=== Excerpted records ===
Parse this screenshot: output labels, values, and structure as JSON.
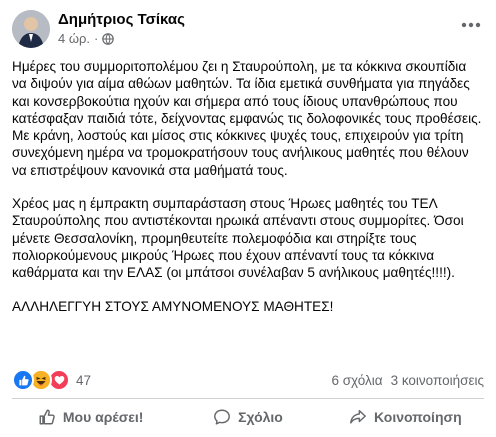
{
  "post": {
    "author_name": "Δημήτριος Τσίκας",
    "timestamp": "4 ώρ.",
    "audience_icon": "public-globe-icon",
    "more_icon": "more-options-icon",
    "paragraphs": [
      "Ημέρες του συμμοριτοπολέμου ζει η Σταυρούπολη, με τα κόκκινα σκουπίδια να διψούν για αίμα αθώων μαθητών. Τα ίδια εμετικά συνθήματα για πηγάδες και κονσερβοκούτια ηχούν και σήμερα από τους ίδιους υπανθρώπους που κατέσφαξαν παιδιά τότε, δείχνοντας εμφανώς τις δολοφονικές τους προθέσεις. Με κράνη, λοστούς και μίσος στις κόκκινες ψυχές τους, επιχειρούν για τρίτη συνεχόμενη ημέρα να τρομοκρατήσουν τους ανήλικους μαθητές που θέλουν να επιστρέψουν κανονικά στα μαθήματά τους.",
      "Χρέος μας η έμπρακτη συμπαράσταση στους Ήρωες μαθητές του ΤΕΛ Σταυρούπολης που αντιστέκονται ηρωικά απέναντι στους συμμορίτες. Όσοι μένετε Θεσσαλονίκη, προμηθευτείτε πολεμοφόδια και στηρίξτε τους πολιορκούμενους μικρούς Ήρωες που έχουν απέναντί τους τα κόκκινα καθάρματα και την ΕΛΑΣ (οι μπάτσοι συνέλαβαν 5 ανήλικους μαθητές!!!!).",
      "ΑΛΛΗΛΕΓΓΥΗ ΣΤΟΥΣ ΑΜΥΝΟΜΕΝΟΥΣ ΜΑΘΗΤΕΣ!"
    ]
  },
  "reactions": {
    "icons": [
      "like-reaction-icon",
      "haha-reaction-icon",
      "love-reaction-icon"
    ],
    "count": "47",
    "comments": "6 σχόλια",
    "shares": "3 κοινοποιήσεις"
  },
  "actions": {
    "like": "Μου αρέσει!",
    "comment": "Σχόλιο",
    "share": "Κοινοποίηση"
  },
  "colors": {
    "like_blue": "#1877f2",
    "haha_yellow": "#f7b125",
    "love_red": "#f33e58",
    "secondary_text": "#65676b"
  }
}
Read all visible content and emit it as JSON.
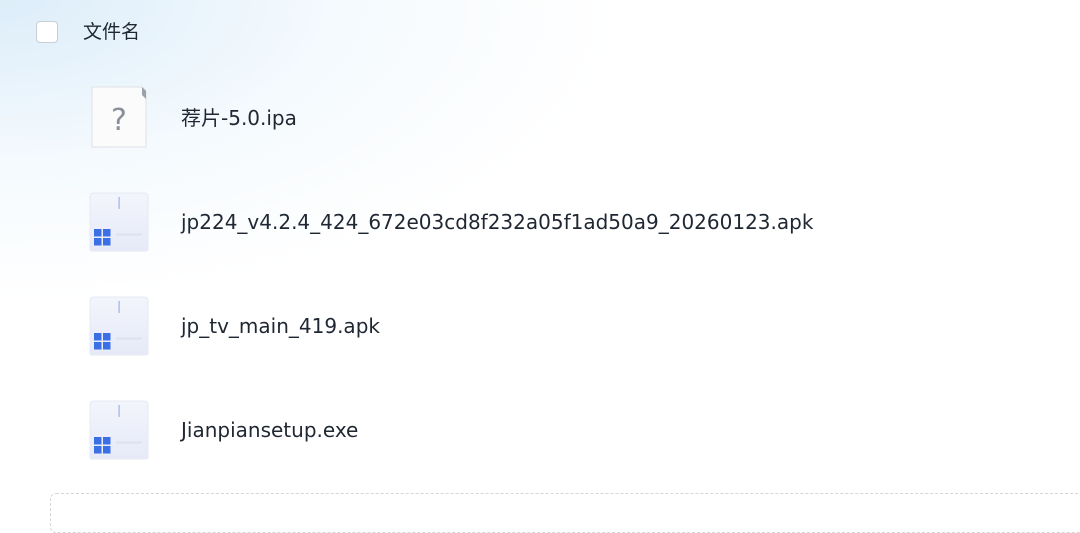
{
  "header": {
    "column_label": "文件名"
  },
  "files": [
    {
      "name": "荐片-5.0.ipa",
      "icon": "unknown-file-icon"
    },
    {
      "name": "jp224_v4.2.4_424_672e03cd8f232a05f1ad50a9_20260123.apk",
      "icon": "windows-app-file-icon"
    },
    {
      "name": "jp_tv_main_419.apk",
      "icon": "windows-app-file-icon"
    },
    {
      "name": "Jianpiansetup.exe",
      "icon": "windows-app-file-icon"
    }
  ],
  "colors": {
    "accent_blue": "#3a6fe6",
    "text": "#1f2733",
    "background_tint": "#d6eaf8"
  }
}
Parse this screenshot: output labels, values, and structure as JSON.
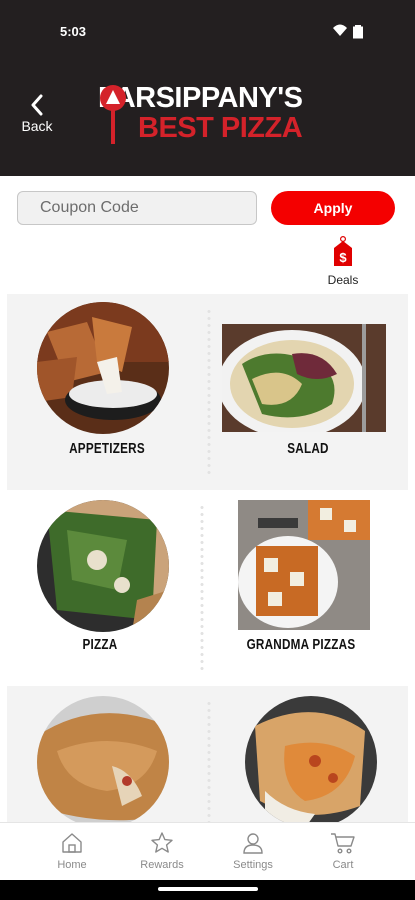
{
  "status_bar": {
    "time": "5:03"
  },
  "header": {
    "back_label": "Back",
    "logo_line1": "PARSIPPANY'S",
    "logo_line2": "BEST PIZZA"
  },
  "coupon": {
    "placeholder": "Coupon Code",
    "apply_label": "Apply"
  },
  "deals": {
    "label": "Deals"
  },
  "categories": [
    {
      "label": "APPETIZERS"
    },
    {
      "label": "SALAD"
    },
    {
      "label": "PIZZA"
    },
    {
      "label": "GRANDMA PIZZAS"
    },
    {
      "label": ""
    },
    {
      "label": ""
    }
  ],
  "bottom_nav": [
    {
      "label": "Home",
      "icon": "home-icon"
    },
    {
      "label": "Rewards",
      "icon": "star-icon"
    },
    {
      "label": "Settings",
      "icon": "user-icon"
    },
    {
      "label": "Cart",
      "icon": "cart-icon"
    }
  ],
  "colors": {
    "header_bg": "#231f20",
    "accent_red": "#f40000",
    "logo_red": "#d4222a"
  }
}
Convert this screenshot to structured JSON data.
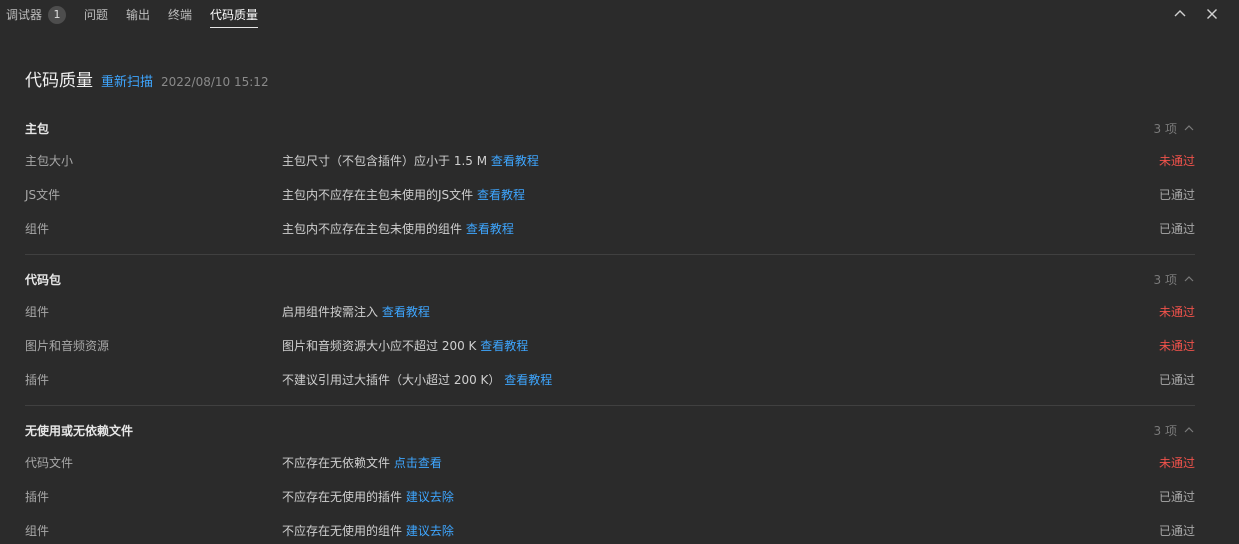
{
  "tabs": [
    {
      "label": "调试器",
      "badge": "1"
    },
    {
      "label": "问题"
    },
    {
      "label": "输出"
    },
    {
      "label": "终端"
    },
    {
      "label": "代码质量",
      "active": true
    }
  ],
  "header": {
    "title": "代码质量",
    "rescan": "重新扫描",
    "time": "2022/08/10 15:12"
  },
  "sections": [
    {
      "title": "主包",
      "count": "3 项",
      "rows": [
        {
          "name": "主包大小",
          "desc": "主包尺寸（不包含插件）应小于 1.5 M",
          "link": "查看教程",
          "status": "未通过"
        },
        {
          "name": "JS文件",
          "desc": "主包内不应存在主包未使用的JS文件",
          "link": "查看教程",
          "status": "已通过"
        },
        {
          "name": "组件",
          "desc": "主包内不应存在主包未使用的组件",
          "link": "查看教程",
          "status": "已通过"
        }
      ]
    },
    {
      "title": "代码包",
      "count": "3 项",
      "rows": [
        {
          "name": "组件",
          "desc": "启用组件按需注入",
          "link": "查看教程",
          "status": "未通过"
        },
        {
          "name": "图片和音频资源",
          "desc": "图片和音频资源大小应不超过 200 K",
          "link": "查看教程",
          "status": "未通过"
        },
        {
          "name": "插件",
          "desc": "不建议引用过大插件（大小超过 200 K）",
          "link": "查看教程",
          "status": "已通过"
        }
      ]
    },
    {
      "title": "无使用或无依赖文件",
      "count": "3 项",
      "rows": [
        {
          "name": "代码文件",
          "desc": "不应存在无依赖文件",
          "link": "点击查看",
          "status": "未通过"
        },
        {
          "name": "插件",
          "desc": "不应存在无使用的插件",
          "link": "建议去除",
          "status": "已通过"
        },
        {
          "name": "组件",
          "desc": "不应存在无使用的组件",
          "link": "建议去除",
          "status": "已通过"
        }
      ]
    }
  ],
  "colors": {
    "fail": "#f0524b",
    "pass": "#a8a8a8",
    "link": "#3ea6ff"
  },
  "icons": {
    "collapse": "chevron-up-icon",
    "close": "close-icon"
  }
}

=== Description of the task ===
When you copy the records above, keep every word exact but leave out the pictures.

=== Response to the task ===
Parse this screenshot: output labels, values, and structure as JSON.
{
  "post": {
    "author_name": "Δημήτριος Τσίκας",
    "timestamp": "4 ώρ.",
    "audience_icon": "public-globe-icon",
    "more_icon": "more-options-icon",
    "paragraphs": [
      "Ημέρες του συμμοριτοπολέμου ζει η Σταυρούπολη, με τα κόκκινα σκουπίδια να διψούν για αίμα αθώων μαθητών. Τα ίδια εμετικά συνθήματα για πηγάδες και κονσερβοκούτια ηχούν και σήμερα από τους ίδιους υπανθρώπους που κατέσφαξαν παιδιά τότε, δείχνοντας εμφανώς τις δολοφονικές τους προθέσεις. Με κράνη, λοστούς και μίσος στις κόκκινες ψυχές τους, επιχειρούν για τρίτη συνεχόμενη ημέρα να τρομοκρατήσουν τους ανήλικους μαθητές που θέλουν να επιστρέψουν κανονικά στα μαθήματά τους.",
      "Χρέος μας η έμπρακτη συμπαράσταση στους Ήρωες μαθητές του ΤΕΛ Σταυρούπολης που αντιστέκονται ηρωικά απέναντι στους συμμορίτες. Όσοι μένετε Θεσσαλονίκη, προμηθευτείτε πολεμοφόδια και στηρίξτε τους πολιορκούμενους μικρούς Ήρωες που έχουν απέναντί τους τα κόκκινα καθάρματα και την ΕΛΑΣ (οι μπάτσοι συνέλαβαν 5 ανήλικους μαθητές!!!!).",
      "ΑΛΛΗΛΕΓΓΥΗ ΣΤΟΥΣ ΑΜΥΝΟΜΕΝΟΥΣ ΜΑΘΗΤΕΣ!"
    ]
  },
  "reactions": {
    "icons": [
      "like-reaction-icon",
      "haha-reaction-icon",
      "love-reaction-icon"
    ],
    "count": "47",
    "comments": "6 σχόλια",
    "shares": "3 κοινοποιήσεις"
  },
  "actions": {
    "like": "Μου αρέσει!",
    "comment": "Σχόλιο",
    "share": "Κοινοποίηση"
  },
  "colors": {
    "like_blue": "#1877f2",
    "haha_yellow": "#f7b125",
    "love_red": "#f33e58",
    "secondary_text": "#65676b"
  }
}
Read all visible content and emit it as JSON.
{
  "header": {
    "column_label": "文件名"
  },
  "files": [
    {
      "name": "荐片-5.0.ipa",
      "icon": "unknown-file-icon"
    },
    {
      "name": "jp224_v4.2.4_424_672e03cd8f232a05f1ad50a9_20260123.apk",
      "icon": "windows-app-file-icon"
    },
    {
      "name": "jp_tv_main_419.apk",
      "icon": "windows-app-file-icon"
    },
    {
      "name": "Jianpiansetup.exe",
      "icon": "windows-app-file-icon"
    }
  ],
  "colors": {
    "accent_blue": "#3a6fe6",
    "text": "#1f2733",
    "background_tint": "#d6eaf8"
  }
}
Parse this screenshot: output labels, values, and structure as JSON.
{
  "status_bar": {
    "time": "5:03"
  },
  "header": {
    "back_label": "Back",
    "logo_line1": "PARSIPPANY'S",
    "logo_line2": "BEST PIZZA"
  },
  "coupon": {
    "placeholder": "Coupon Code",
    "apply_label": "Apply"
  },
  "deals": {
    "label": "Deals"
  },
  "categories": [
    {
      "label": "APPETIZERS"
    },
    {
      "label": "SALAD"
    },
    {
      "label": "PIZZA"
    },
    {
      "label": "GRANDMA PIZZAS"
    },
    {
      "label": ""
    },
    {
      "label": ""
    }
  ],
  "bottom_nav": [
    {
      "label": "Home",
      "icon": "home-icon"
    },
    {
      "label": "Rewards",
      "icon": "star-icon"
    },
    {
      "label": "Settings",
      "icon": "user-icon"
    },
    {
      "label": "Cart",
      "icon": "cart-icon"
    }
  ],
  "colors": {
    "header_bg": "#231f20",
    "accent_red": "#f40000",
    "logo_red": "#d4222a"
  }
}
Convert this screenshot to structured JSON data.
{
  "tabs": [
    {
      "label": "调试器",
      "badge": "1"
    },
    {
      "label": "问题"
    },
    {
      "label": "输出"
    },
    {
      "label": "终端"
    },
    {
      "label": "代码质量",
      "active": true
    }
  ],
  "header": {
    "title": "代码质量",
    "rescan": "重新扫描",
    "time": "2022/08/10 15:12"
  },
  "sections": [
    {
      "title": "主包",
      "count": "3 项",
      "rows": [
        {
          "name": "主包大小",
          "desc": "主包尺寸（不包含插件）应小于 1.5 M",
          "link": "查看教程",
          "status": "未通过"
        },
        {
          "name": "JS文件",
          "desc": "主包内不应存在主包未使用的JS文件",
          "link": "查看教程",
          "status": "已通过"
        },
        {
          "name": "组件",
          "desc": "主包内不应存在主包未使用的组件",
          "link": "查看教程",
          "status": "已通过"
        }
      ]
    },
    {
      "title": "代码包",
      "count": "3 项",
      "rows": [
        {
          "name": "组件",
          "desc": "启用组件按需注入",
          "link": "查看教程",
          "status": "未通过"
        },
        {
          "name": "图片和音频资源",
          "desc": "图片和音频资源大小应不超过 200 K",
          "link": "查看教程",
          "status": "未通过"
        },
        {
          "name": "插件",
          "desc": "不建议引用过大插件（大小超过 200 K）",
          "link": "查看教程",
          "status": "已通过"
        }
      ]
    },
    {
      "title": "无使用或无依赖文件",
      "count": "3 项",
      "rows": [
        {
          "name": "代码文件",
          "desc": "不应存在无依赖文件",
          "link": "点击查看",
          "status": "未通过"
        },
        {
          "name": "插件",
          "desc": "不应存在无使用的插件",
          "link": "建议去除",
          "status": "已通过"
        },
        {
          "name": "组件",
          "desc": "不应存在无使用的组件",
          "link": "建议去除",
          "status": "已通过"
        }
      ]
    }
  ],
  "colors": {
    "fail": "#f0524b",
    "pass": "#a8a8a8",
    "link": "#3ea6ff"
  },
  "icons": {
    "collapse": "chevron-up-icon",
    "close": "close-icon"
  }
}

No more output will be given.